**Task description**
List all lines of the data containing the word "Canh".

Dataset extract section start

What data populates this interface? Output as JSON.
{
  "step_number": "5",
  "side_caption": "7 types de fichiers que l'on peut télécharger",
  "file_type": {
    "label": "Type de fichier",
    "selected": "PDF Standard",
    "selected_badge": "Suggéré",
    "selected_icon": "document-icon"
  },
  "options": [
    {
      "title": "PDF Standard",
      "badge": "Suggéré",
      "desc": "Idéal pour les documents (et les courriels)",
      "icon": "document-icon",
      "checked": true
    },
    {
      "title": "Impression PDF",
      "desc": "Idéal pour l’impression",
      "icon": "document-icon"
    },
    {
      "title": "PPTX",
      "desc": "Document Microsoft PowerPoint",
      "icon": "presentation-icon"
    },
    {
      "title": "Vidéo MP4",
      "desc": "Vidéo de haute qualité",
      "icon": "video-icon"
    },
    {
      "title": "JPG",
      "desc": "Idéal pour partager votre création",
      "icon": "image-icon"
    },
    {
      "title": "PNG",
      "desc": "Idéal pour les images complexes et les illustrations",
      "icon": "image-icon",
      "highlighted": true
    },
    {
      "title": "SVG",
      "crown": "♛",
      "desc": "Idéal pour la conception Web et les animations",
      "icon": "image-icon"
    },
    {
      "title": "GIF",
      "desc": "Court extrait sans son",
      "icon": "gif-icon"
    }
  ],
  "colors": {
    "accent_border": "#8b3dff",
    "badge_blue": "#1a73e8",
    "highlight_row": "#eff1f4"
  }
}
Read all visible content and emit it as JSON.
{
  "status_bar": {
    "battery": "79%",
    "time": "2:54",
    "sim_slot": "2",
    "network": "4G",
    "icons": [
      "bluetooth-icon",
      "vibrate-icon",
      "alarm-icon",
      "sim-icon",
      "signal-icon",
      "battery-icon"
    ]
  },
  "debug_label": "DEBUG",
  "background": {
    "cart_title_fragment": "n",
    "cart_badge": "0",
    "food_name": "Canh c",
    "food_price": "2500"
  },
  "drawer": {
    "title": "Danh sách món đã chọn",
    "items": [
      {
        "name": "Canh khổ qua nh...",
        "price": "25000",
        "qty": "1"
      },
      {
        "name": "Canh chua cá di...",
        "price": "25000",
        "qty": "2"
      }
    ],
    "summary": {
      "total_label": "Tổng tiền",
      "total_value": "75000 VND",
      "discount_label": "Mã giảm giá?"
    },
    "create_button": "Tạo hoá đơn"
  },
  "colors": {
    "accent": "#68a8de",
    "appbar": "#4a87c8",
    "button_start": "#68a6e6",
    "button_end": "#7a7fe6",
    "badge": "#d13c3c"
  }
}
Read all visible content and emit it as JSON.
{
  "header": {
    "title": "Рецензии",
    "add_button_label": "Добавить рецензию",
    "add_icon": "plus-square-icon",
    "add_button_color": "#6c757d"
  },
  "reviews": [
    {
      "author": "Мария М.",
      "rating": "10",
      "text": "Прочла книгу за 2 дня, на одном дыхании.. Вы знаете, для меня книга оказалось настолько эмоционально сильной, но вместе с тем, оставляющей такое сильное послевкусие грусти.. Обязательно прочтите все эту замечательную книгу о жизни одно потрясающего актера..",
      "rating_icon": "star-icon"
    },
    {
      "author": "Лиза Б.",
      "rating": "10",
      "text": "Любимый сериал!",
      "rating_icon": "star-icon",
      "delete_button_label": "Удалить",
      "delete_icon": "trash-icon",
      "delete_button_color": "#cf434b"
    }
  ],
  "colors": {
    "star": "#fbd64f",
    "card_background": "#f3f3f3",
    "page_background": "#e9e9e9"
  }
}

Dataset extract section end

**Completed exercise**
    "food_name": "Canh c",
        "name": "Canh khổ qua nh...",
        "name": "Canh chua cá di...",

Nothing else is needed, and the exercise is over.